Wooden altarpieces are important features of European medieval material culture, especially of the Late Gothic Fine Arts from the 15th and 16th century. Many of them were carved in the Brabantine towns of Antwerp, Brussels and Mechelen in present-day Belgium. Although they were highly esteemed and exported all over Europe, little is known about their production process. In order to understand the context of the creation of the altarpieces, a detailed analysis of the wood has been completed to supplement and test historical documentation and art historical approaches. Tree-ring patterns and anatomical features of 209 wooden sculptures from collections of different museums were analyzed. Tree-ring analysis proved the 15th –16th century origin of the sculptures but also allowed a detailed technical characterization of the carversʼ basic material. The striking uniformity of the grain and the sawing pattern revealed that medieval woodcarvers preferred quarter sawn oak lumber, imported from the Baltic area. Stylistic and iconographic hypotheses concerning the current setting of several altarpieces could be founded, based on the wood anatomical and dendrochronological observations.

Intensive collaboration between wood biologists and art historians proved to be essential in order to reconstruct the creation process of carved wooden altarpieces.

Free access
In: IAWA Journal

Abstract

The typical black coloured ebony wood (Diospyros, Ebenaceae) is desired as a commercial timber because of its durable and aesthetic properties. Surprisingly, a comprehensive wood anatomical overview of the genus is lacking, making it impossible to fully grasp the diversity in microscopic anatomy and to distinguish between CITES protected species native to Madagascar and the rest. We present the largest microscopic wood anatomical reference database for ebony woods and reconstruct evolutionary patterns in the microscopic wood anatomy within the family level using an earlier generated molecular phylogeny. Wood samples from 246 Diospyros species are described based on standardised light microscope observations. For the ancestral state reconstruction, we selected eight wood anatomical characters from 88 Ebenaceae species (including 29 Malagasy Diospyros species) that were included in the most recently reconstructed family phylogeny. Within Diospyros, the localisation of prismatic crystals (either in axial parenchyma or in rays) shows the highest phylogenetic value and appears to have a biogeographical signal.
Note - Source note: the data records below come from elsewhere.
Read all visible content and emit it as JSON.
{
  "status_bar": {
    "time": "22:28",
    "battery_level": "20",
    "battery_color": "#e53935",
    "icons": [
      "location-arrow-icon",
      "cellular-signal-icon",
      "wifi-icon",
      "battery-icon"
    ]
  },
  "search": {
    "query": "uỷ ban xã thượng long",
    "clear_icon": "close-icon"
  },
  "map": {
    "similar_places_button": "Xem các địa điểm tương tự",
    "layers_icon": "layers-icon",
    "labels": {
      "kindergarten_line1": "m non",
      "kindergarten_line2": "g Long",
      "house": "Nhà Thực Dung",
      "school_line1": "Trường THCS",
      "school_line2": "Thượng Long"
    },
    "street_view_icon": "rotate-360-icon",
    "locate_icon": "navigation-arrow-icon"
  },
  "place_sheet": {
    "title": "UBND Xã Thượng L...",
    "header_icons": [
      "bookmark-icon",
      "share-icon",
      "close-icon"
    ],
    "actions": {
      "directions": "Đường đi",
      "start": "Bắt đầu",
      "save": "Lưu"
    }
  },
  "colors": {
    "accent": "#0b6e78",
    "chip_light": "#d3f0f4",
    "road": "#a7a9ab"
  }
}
The molecular defined subclade Diospyros clade IX can be clearly distinguished from other ebony woods by its storied structure. Across Ebenaceae, Lissocarpa is distinguishable from the remaining genera by the combined presence of scalariform and simple vessel perforation plates, and Royena typically has silica bodies instead of prismatic crystals. The local deposition of prismatic crystals and the presence of storied structure allow identifying ebony wood species at the subgeneric level, but species-level identification is not possible. In an attempt to improve the identification accuracy of the CITES protected Malagasy woods, we applied computer vision algorithms based on microscopic images from our reference database (microscopic slides from ca. 1000 Diospyros specimens) and performed chemical profiling based on DART TOFMS.

Open Access
In: IAWA Journal